In 2013, seasonal malaria chemoprevention (SMC) was introduced in Niger in accordance with the recommendations of the World Health Organization (WHO) and the national policy to combat Malaria. Children aged 3 to 59 months received curative doses of sulphadoxine-pyrimethamine and amodiaquine once a month over a course of 3 days from July to November throughout a mass campaign.
The target group of children aged from 3 to 59 months - living in 12 health areas of five health districts (Magaria, Madaoua, Bouza, Madaraounfa and Guidam-Roumdji) spread over three regions of Niger (Zinder, Tahoua, Maradi) - was initially estimated at 139 000 children. After having repeated the population censuses in the respective districts the estimation had to be increased by 50 % reaching a total of 206 000 children in the target group.
The SMC medicine, available in combination packs containing both SP and AQ, was distributed by more than 2 000 local community agents supported by 90 supervisors. The medicine was given out in 179 large fixed sites, 75 small fixed sites and by 99 teams distributing door-to-door.
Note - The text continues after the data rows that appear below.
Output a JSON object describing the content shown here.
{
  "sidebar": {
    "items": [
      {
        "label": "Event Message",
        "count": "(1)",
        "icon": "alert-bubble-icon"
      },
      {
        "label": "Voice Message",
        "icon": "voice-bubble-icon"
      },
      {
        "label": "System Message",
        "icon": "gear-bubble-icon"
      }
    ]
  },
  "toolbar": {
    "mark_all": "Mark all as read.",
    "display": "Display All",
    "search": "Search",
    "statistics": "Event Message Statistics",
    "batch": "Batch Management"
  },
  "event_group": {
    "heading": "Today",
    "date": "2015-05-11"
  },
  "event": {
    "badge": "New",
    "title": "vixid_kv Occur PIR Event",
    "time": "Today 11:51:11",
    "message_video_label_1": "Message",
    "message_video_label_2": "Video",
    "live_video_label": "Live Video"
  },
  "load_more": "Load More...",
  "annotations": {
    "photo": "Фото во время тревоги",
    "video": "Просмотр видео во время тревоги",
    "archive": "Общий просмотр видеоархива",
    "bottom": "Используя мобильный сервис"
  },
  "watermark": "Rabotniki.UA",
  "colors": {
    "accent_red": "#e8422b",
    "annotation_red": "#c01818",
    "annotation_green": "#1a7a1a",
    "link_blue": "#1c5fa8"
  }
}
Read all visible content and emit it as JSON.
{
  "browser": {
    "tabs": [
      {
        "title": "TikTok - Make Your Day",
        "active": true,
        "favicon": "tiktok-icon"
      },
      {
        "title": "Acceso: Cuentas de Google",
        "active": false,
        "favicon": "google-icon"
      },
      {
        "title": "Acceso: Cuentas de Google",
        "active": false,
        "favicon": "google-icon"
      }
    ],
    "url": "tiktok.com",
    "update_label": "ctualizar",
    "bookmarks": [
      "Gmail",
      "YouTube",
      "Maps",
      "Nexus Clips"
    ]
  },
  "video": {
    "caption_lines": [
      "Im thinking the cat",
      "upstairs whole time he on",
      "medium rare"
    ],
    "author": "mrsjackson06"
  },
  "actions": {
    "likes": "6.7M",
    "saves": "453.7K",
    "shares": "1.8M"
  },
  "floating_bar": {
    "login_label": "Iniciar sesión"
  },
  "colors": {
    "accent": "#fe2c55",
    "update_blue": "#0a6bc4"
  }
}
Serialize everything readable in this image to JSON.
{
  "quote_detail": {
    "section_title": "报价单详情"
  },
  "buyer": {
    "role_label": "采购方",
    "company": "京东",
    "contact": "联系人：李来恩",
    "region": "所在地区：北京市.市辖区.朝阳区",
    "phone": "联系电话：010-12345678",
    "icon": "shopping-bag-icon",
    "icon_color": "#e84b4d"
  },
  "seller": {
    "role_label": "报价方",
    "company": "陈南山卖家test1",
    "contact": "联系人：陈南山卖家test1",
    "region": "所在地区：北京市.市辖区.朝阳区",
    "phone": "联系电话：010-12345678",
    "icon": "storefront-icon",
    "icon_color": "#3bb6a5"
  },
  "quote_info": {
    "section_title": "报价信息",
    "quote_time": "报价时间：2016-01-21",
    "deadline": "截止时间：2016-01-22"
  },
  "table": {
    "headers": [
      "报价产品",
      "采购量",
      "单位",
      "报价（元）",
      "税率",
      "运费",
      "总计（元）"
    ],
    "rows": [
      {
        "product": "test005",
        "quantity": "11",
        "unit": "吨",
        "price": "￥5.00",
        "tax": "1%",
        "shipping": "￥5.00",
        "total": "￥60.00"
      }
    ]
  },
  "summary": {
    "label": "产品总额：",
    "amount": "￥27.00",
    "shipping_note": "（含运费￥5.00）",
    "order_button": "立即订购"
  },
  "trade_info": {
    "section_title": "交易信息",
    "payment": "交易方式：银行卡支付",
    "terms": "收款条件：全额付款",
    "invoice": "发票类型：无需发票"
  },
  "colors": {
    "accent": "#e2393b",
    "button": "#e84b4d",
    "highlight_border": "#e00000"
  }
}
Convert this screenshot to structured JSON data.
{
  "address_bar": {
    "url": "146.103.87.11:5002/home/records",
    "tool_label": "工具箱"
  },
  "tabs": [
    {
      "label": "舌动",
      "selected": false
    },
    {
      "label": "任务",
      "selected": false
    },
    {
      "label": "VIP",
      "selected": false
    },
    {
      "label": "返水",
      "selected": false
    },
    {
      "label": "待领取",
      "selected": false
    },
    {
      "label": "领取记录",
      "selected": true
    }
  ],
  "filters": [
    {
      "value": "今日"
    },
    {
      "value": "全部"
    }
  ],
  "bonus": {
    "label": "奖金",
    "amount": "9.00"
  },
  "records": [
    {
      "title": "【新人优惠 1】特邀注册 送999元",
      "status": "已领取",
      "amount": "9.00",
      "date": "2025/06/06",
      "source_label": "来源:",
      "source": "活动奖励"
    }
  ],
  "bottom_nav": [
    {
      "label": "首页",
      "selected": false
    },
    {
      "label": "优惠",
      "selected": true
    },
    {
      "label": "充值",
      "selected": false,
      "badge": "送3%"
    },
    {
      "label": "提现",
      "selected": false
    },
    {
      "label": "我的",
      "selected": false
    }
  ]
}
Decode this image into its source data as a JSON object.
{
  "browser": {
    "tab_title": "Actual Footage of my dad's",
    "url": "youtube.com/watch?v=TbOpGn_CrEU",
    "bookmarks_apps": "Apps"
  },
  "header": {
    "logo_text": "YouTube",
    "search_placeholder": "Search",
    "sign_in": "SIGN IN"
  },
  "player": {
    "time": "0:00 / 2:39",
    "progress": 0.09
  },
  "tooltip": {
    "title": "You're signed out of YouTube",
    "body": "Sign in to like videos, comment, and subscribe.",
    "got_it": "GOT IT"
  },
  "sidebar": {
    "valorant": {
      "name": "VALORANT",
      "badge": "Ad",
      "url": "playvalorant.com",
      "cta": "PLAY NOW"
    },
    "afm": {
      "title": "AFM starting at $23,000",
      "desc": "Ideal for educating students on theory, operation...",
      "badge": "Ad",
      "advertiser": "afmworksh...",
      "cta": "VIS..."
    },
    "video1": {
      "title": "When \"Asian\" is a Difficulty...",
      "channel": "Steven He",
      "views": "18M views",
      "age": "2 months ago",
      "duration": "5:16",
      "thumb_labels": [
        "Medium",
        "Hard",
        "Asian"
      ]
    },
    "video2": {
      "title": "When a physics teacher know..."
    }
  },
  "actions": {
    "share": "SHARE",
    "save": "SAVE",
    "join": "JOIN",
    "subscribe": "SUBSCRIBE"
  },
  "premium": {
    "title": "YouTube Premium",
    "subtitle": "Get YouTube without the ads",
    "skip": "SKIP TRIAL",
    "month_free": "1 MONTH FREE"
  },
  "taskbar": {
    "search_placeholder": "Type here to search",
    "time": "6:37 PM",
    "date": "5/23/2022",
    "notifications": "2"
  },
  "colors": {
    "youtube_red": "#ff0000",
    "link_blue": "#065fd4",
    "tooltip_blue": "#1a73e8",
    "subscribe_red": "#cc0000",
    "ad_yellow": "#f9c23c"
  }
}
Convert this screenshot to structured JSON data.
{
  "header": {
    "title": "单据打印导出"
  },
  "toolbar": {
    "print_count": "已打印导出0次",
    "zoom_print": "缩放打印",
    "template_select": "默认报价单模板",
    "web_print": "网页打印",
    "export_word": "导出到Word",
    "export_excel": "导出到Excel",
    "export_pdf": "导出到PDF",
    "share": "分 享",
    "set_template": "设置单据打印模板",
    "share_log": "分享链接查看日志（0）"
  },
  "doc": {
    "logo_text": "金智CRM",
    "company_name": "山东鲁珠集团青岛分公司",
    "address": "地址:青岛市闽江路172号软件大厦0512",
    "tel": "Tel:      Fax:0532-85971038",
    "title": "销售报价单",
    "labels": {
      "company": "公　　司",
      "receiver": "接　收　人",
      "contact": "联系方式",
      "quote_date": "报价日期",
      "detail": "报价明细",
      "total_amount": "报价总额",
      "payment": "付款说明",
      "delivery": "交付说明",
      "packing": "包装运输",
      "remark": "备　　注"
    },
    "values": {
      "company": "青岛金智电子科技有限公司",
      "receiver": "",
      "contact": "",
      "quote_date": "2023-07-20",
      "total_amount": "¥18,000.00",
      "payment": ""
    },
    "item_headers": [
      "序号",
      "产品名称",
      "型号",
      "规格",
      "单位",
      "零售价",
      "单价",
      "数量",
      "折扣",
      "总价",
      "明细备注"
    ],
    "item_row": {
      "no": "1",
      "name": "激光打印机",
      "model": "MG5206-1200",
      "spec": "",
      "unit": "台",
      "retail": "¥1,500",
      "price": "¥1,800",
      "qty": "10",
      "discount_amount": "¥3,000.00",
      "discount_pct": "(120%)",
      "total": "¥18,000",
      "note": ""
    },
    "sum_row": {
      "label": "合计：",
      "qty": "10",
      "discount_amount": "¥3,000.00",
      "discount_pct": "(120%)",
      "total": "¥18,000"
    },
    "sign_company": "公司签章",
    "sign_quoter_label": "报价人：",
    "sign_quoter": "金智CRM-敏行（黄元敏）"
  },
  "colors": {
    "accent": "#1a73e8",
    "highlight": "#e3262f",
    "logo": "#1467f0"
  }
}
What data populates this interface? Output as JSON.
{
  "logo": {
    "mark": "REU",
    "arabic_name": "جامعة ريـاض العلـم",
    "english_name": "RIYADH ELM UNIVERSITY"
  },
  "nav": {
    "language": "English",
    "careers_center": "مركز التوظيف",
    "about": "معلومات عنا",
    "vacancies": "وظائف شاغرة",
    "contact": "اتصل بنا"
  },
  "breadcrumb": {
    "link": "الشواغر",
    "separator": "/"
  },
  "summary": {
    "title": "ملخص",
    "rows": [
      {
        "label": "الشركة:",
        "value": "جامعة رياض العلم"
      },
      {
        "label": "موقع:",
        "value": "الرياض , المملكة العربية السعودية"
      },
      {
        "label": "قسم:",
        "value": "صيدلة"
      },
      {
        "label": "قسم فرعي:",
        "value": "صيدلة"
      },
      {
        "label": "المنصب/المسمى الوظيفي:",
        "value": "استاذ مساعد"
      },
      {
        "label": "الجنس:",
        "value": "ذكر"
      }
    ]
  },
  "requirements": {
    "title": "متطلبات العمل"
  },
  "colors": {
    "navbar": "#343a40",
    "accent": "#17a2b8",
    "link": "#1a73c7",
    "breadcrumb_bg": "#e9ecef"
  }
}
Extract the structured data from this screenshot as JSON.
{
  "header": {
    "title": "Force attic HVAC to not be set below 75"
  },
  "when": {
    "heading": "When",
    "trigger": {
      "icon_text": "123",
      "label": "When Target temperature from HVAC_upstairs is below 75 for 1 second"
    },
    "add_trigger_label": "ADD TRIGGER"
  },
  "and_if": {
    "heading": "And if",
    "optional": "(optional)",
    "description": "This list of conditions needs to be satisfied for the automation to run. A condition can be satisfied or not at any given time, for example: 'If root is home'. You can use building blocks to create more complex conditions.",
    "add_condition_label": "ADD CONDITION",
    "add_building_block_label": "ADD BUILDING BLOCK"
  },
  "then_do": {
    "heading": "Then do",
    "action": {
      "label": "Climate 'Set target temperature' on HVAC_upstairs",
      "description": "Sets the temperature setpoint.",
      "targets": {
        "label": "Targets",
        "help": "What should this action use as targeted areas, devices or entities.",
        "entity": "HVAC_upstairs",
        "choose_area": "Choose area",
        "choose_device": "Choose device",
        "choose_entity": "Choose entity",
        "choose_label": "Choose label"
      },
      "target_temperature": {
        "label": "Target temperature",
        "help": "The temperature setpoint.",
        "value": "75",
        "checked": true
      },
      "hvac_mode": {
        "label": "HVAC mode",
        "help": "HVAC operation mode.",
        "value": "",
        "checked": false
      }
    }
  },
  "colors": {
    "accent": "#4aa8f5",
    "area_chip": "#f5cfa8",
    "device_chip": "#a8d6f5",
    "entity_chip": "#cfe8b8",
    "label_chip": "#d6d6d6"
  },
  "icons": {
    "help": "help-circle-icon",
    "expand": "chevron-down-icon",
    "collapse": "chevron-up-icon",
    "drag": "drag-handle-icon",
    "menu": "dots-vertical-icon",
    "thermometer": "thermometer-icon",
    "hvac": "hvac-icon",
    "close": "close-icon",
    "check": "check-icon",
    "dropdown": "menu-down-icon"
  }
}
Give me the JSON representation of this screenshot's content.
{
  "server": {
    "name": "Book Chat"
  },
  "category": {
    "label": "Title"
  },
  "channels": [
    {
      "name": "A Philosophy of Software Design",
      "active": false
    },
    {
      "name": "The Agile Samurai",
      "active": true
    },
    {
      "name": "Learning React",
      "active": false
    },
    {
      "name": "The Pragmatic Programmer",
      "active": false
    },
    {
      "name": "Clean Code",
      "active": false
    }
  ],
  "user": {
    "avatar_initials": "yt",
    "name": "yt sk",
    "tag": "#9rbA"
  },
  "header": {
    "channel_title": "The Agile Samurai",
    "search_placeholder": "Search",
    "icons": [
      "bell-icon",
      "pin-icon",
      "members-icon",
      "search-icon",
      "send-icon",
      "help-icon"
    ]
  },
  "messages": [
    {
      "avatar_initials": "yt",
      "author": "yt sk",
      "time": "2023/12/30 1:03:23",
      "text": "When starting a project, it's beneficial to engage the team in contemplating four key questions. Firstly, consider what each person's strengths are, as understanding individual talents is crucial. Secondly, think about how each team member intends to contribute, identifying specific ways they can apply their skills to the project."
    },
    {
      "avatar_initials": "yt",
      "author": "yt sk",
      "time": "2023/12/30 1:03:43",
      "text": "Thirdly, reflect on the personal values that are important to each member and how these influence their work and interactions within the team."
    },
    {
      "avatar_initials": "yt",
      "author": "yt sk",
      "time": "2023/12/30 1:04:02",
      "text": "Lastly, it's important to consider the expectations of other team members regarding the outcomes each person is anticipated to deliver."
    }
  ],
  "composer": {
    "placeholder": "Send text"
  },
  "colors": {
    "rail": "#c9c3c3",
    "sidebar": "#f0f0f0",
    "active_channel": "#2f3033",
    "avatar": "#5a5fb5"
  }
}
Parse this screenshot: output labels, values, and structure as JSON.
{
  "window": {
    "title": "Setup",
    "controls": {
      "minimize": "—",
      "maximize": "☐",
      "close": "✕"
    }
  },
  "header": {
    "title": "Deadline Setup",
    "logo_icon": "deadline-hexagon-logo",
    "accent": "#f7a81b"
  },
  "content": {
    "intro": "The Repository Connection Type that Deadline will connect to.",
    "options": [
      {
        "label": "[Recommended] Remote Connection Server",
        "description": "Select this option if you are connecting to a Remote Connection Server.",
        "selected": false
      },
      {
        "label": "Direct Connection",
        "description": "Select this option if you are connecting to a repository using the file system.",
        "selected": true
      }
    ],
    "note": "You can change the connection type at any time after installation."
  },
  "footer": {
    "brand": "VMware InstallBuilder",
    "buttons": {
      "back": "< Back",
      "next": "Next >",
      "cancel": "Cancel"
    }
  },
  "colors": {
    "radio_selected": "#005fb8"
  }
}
Only the OCB teams in the Guidam Roumdji district supervised the drug administration during all 3 days. In the other districts, only the intake of the first dose was supervised, the other two doses were then administered by relatives at home.